After a few years with this setup in the car, and countless transmission and clutch issues, the decision was made to switch back to an automatic, and Lidio also made the move from a 302 to a 351. This put the slick Fox into the low 10s and it even saw some open-track road racing duty.
In 1996, an ad company representing BFGoodrich approached Lidio about using his Fox in a campaign for the famed tire company. The now-famous monochromatic tire ads from the late-'90s and early '00s, which ran in just about every car magazine on the planet showcased some of the hottest cars in the hobby from that time. And with that single side-profile photo, Lidio's Tropical Yellow coupe secured its place in the Mustang performance history books.

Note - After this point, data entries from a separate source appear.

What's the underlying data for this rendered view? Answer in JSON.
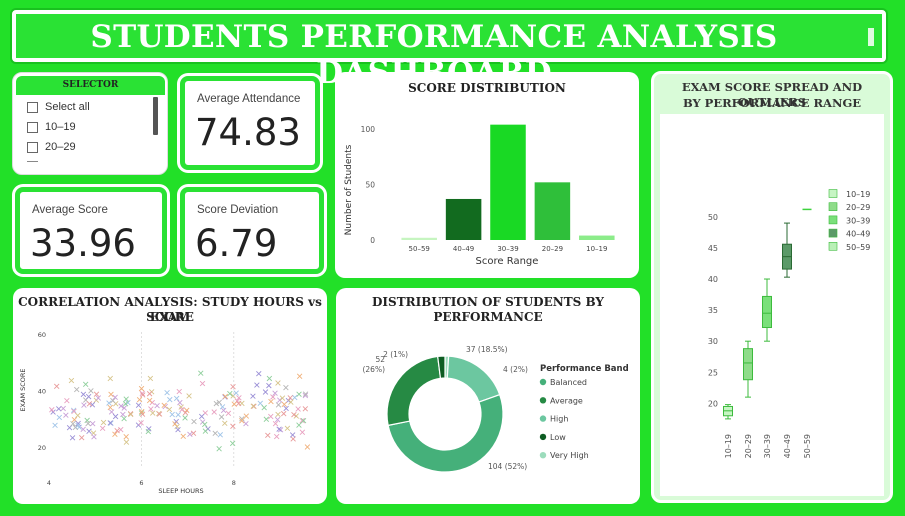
{
  "header": {
    "title": "STUDENTS PERFORMANCE ANALYSIS DASHBOARD"
  },
  "selector": {
    "title": "SELECTOR",
    "items": [
      "Select all",
      "10–19",
      "20–29"
    ]
  },
  "kpis": {
    "attendance": {
      "label": "Average Attendance",
      "value": "74.83"
    },
    "score": {
      "label": "Average Score",
      "value": "33.96"
    },
    "deviation": {
      "label": "Score Deviation",
      "value": "6.79"
    }
  },
  "score_distribution": {
    "title": "SCORE DISTRIBUTION",
    "ylabel": "Number of Students",
    "xlabel": "Score Range"
  },
  "correlation": {
    "title_line1": "CORRELATION ANALYSIS: STUDY HOURS vs EXAM",
    "title_line2": "SCORE",
    "ylabel": "EXAM SCORE",
    "xlabel": "SLEEP HOURS"
  },
  "donut": {
    "title_line1": "DISTRIBUTION OF STUDENTS BY",
    "title_line2": "PERFORMANCE",
    "legend_title": "Performance Band"
  },
  "boxplot": {
    "title_line1": "EXAM SCORE SPREAD AND OUTLIERS",
    "title_line2": "BY PERFORMANCE RANGE"
  },
  "colors": {
    "bg": "#22e028",
    "accent": "#2ae234",
    "dark_green": "#146b22",
    "mid_green": "#2d8a3e",
    "light_green": "#5cbf8c"
  },
  "chart_data": [
    {
      "type": "bar",
      "title": "SCORE DISTRIBUTION",
      "xlabel": "Score Range",
      "ylabel": "Number of Students",
      "categories": [
        "50–59",
        "40–49",
        "30–39",
        "20–29",
        "10–19"
      ],
      "values": [
        2,
        37,
        104,
        52,
        4
      ],
      "colors": [
        "#c6f5c0",
        "#126b1f",
        "#19d924",
        "#2fbf3a",
        "#8cec8a"
      ],
      "ylim": [
        0,
        110
      ],
      "yticks": [
        0,
        50,
        100
      ]
    },
    {
      "type": "scatter",
      "title": "CORRELATION ANALYSIS: STUDY HOURS vs EXAM SCORE",
      "xlabel": "SLEEP HOURS",
      "ylabel": "EXAM SCORE",
      "xticks": [
        4,
        6,
        8
      ],
      "yticks": [
        20,
        40,
        60
      ],
      "xlim": [
        4,
        9.8
      ],
      "ylim": [
        13,
        61
      ],
      "point_count": 200
    },
    {
      "type": "pie",
      "title": "DISTRIBUTION OF STUDENTS BY PERFORMANCE",
      "legend_title": "Performance Band",
      "slices": [
        {
          "label": "Balanced",
          "value": 104,
          "display": "104 (52%)",
          "color": "#45b07a"
        },
        {
          "label": "Average",
          "value": 52,
          "display": "52 (26%)",
          "color": "#268a44"
        },
        {
          "label": "High",
          "value": 37,
          "display": "37 (18.5%)",
          "color": "#6cc7a0"
        },
        {
          "label": "Low",
          "value": 4,
          "display": "4 (2%)",
          "color": "#0d5c22"
        },
        {
          "label": "Very High",
          "value": 2,
          "display": "2 (1%)",
          "color": "#9cdcbc"
        }
      ]
    },
    {
      "type": "box",
      "title": "EXAM SCORE SPREAD AND OUTLIERS BY PERFORMANCE RANGE",
      "yticks": [
        20,
        25,
        30,
        35,
        40,
        45,
        50
      ],
      "ylim": [
        17,
        54
      ],
      "categories": [
        "10–19",
        "20–29",
        "30–39",
        "40–49",
        "50–59"
      ],
      "legend": [
        "10–19",
        "20–29",
        "30–39",
        "40–49",
        "50–59"
      ],
      "boxes": [
        {
          "name": "10–19",
          "min": 17.5,
          "q1": 18,
          "median": 18.8,
          "q3": 19.5,
          "max": 19.8,
          "color": "#c7f5c4"
        },
        {
          "name": "20–29",
          "min": 21,
          "q1": 23.8,
          "median": 26.5,
          "q3": 28.8,
          "max": 30,
          "color": "#8fdc8a"
        },
        {
          "name": "30–39",
          "min": 30,
          "q1": 32.2,
          "median": 34.5,
          "q3": 37.2,
          "max": 40,
          "color": "#7ae07a"
        },
        {
          "name": "40–49",
          "min": 40.3,
          "q1": 41.6,
          "median": 43.6,
          "q3": 45.6,
          "max": 49,
          "color": "#5b9a68"
        },
        {
          "name": "50–59",
          "min": 51.2,
          "q1": 51.2,
          "median": 51.2,
          "q3": 51.2,
          "max": 51.2,
          "color": "#b9f0b6"
        }
      ]
    }
  ]
}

After 11 years it was time for a facelift. Lidio turned to Steve Mulligan for the paintwork, and a few fresh coats of Tropical Yellow restored the stock hue to like-new condition.
After the paintwork was finished, it was time for a powertrain refresh. This time Lidio started with an FRPP N351 block and filled the bores with Diamond pistons and Eagle rods, while the rotating assembly was set in motion by a Scat crankshaft. A mild hydraulic roller cam from Lunati was installed to manipulate the valves inside Trick Flow Specialties TFS-R cylinder heads.
With the heads bolted on, this 392-inch mill produced a boost-friendly 8.6:1 compression ratio. A Vortech T-trim supercharger force-fed air into the bullet through an Edelbrock Victor EFI intake manifold and a 90mm throttle body. The AOD was swapped for an AOD-E, and a Bauman Box was installed to control the shifts. Once the build was finished and the tune was set, Lidio's Tropical Yellow coupe spun the rollers to a massive 650 rwhp. Three years later, Lidio decided to make a few new changes to his Fox. The addition of 18-inch TSW wheels and smoked headlights added some excitement, and 13-inch Cobra brakes now enable quicker stops.
In late 2006, Lidio was looking for a new twist, so he traded the Vortech for a turbo. The stroker mill and AOD-E were left alone, but a single 80mm turbo from Precision Turbo was installed, and Diamond Fabrication was enlisted to mount and plumb the turbo and intercooler.
After the Stang was completed in the fall of 2008, Lidio strapped it to the rollers once again, and with the turbo pumping out 18 pounds of boost, the end result was an astounding 843 rwhp. Being that Lidio is no dyno hero, a track test was needed to prove the LX's worth. And as expected, the big power translated into low 9-second quarter-mile times-even on the 18-inch wheels and tires. With addition of slicks and skinnies, 8.60s shouldn't be out of the question.
Even with this much horsepower on tap, and single-digit e.t.'s so easily available, this coupe is no race car-few, if any, of Lidio's rides ever have been. A lot of the early EFI Mustang performance shops ended up turning their street cars into full-tilt drag cars to prove that they could be the best. Lidio Iacobelli and Alternative Auto Performance avoided the storm that is quarter-mile competition. Instead they spent the last 21 years turning this Tropical Yellow coupe-and many other late-model Stangs-into some of the fastest, cleanest Mustangs around.